A peptide is any of a class of organic molecules that are composed of (and hydrolyze into) amino acids and form the basic building blocks of proteins.
These molecules link to each other by forming a bond (an amide linkage) between the amino group of one peptide to the carboxyl group of another. Peptide bonds create double-bonds between the oxygen of the carboxyl group and the carbon of the amino group; as a result, they are unusually stiff and do not let the molecules turn on the bond axis as other molecular bonds do.
The bonds between peptides can be broken by enzymes known as peptidases.
Peptides are classed according to how many amino acids they are composed of. A dipeptide contains two amino acids, a tripeptide contains three amino acids, and so on.
Biochemists study the structure of peptides to help solve a wide range of problems in cell biology. Peptides can act as systemic regulators and as substances for signalling between cells. For instance, peptides called enkephalins are natural opiates created by the brain. The peptides oxytocin and vasopressin, which are both produced by the pituitary gland, act as hormones.
In many metabolic disorders, the body may inadvertently produce toxic peptides that it cannot break down which build up in the system and damage organs. Thus, being able to detect and identify these poisonous peptides is crucial in diagnosing and treating these disorders.
Peptides can also be an important cell biology research tool; several types of marker peptides can be created by linking a small peptide to a dye molecule.
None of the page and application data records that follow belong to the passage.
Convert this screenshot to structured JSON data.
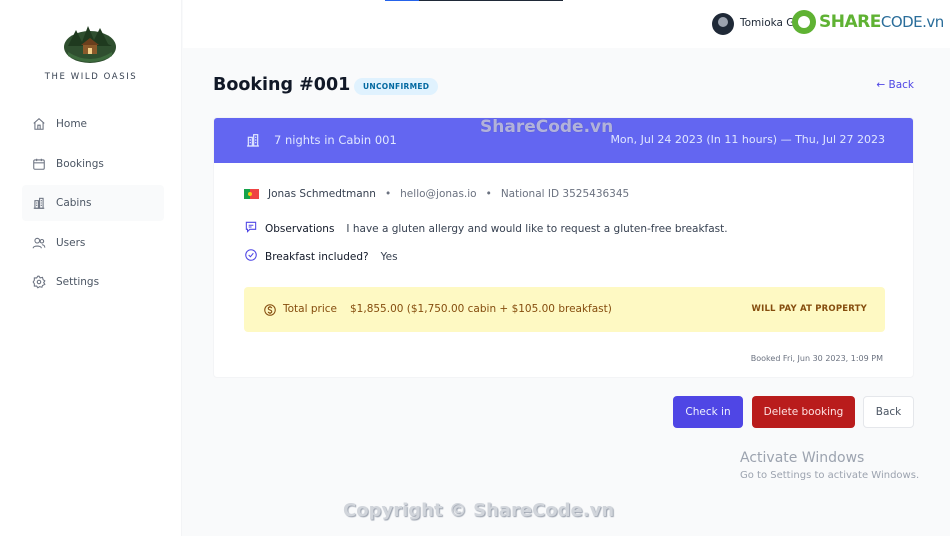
{
  "sidebar": {
    "logo_text": "THE WILD OASIS",
    "items": [
      {
        "label": "Home",
        "icon": "home-icon"
      },
      {
        "label": "Bookings",
        "icon": "calendar-icon"
      },
      {
        "label": "Cabins",
        "icon": "building-icon"
      },
      {
        "label": "Users",
        "icon": "users-icon"
      },
      {
        "label": "Settings",
        "icon": "gear-icon"
      }
    ]
  },
  "header": {
    "username": "Tomioka G"
  },
  "watermarks": {
    "brand_main": "SHARE",
    "brand_alt": "CODE.vn",
    "center": "ShareCode.vn",
    "bottom": "Copyright © ShareCode.vn"
  },
  "booking": {
    "title": "Booking #001",
    "status": "UNCONFIRMED",
    "back_link": "← Back",
    "nights_cabin": "7 nights in Cabin 001",
    "dates": "Mon, Jul 24 2023 (In 11 hours) — Thu, Jul 27 2023",
    "guest_name": "Jonas Schmedtmann",
    "guest_email": "hello@jonas.io",
    "national_id": "National ID 3525436345",
    "observations_label": "Observations",
    "observations_value": "I have a gluten allergy and would like to request a gluten-free breakfast.",
    "breakfast_label": "Breakfast included?",
    "breakfast_value": "Yes",
    "price_label": "Total price",
    "price_value": "$1,855.00 ($1,750.00 cabin + $105.00 breakfast)",
    "pay_status": "WILL PAY AT PROPERTY",
    "booked_at": "Booked Fri, Jun 30 2023, 1:09 PM"
  },
  "actions": {
    "check_in": "Check in",
    "delete": "Delete booking",
    "back": "Back"
  },
  "windows": {
    "title": "Activate Windows",
    "subtitle": "Go to Settings to activate Windows."
  },
  "colors": {
    "brand": "#4f46e5",
    "header_band": "#6366f1",
    "danger": "#b91c1c",
    "price_bg": "#fef9c3"
  }
}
These markers can be used to track other molecules, cells and physiological processes.
Other peptides are studied because they have or may have value in treating diseases such as cancer, AIDS, and other viral and bacterial diseases. The antibiotics cyclosporin, valinomycin, and gramicidin are all cyclic peptides. A peptide chain named humanin has shown some promise in treating Alzheimer's disease by blocking the processes that cause brain cell degeneration in the disease.
And finally, many peptides have other uses in a variety of industries. Aspartame is a peptide that has gained fame as an artificial sweetener.
Some of the information in this writeup was gleaned from http://www2.swmed.edu/medlabsci/aldrichpdf/biochem/Chapter_3.PDF. Much of the rest was taken from the science dictionary at http://biotech.icmb.utexas.edu/; I oversaw the development of the dictionary (the website was mothballed in 1998) and I believe I wrote the entry this is based on.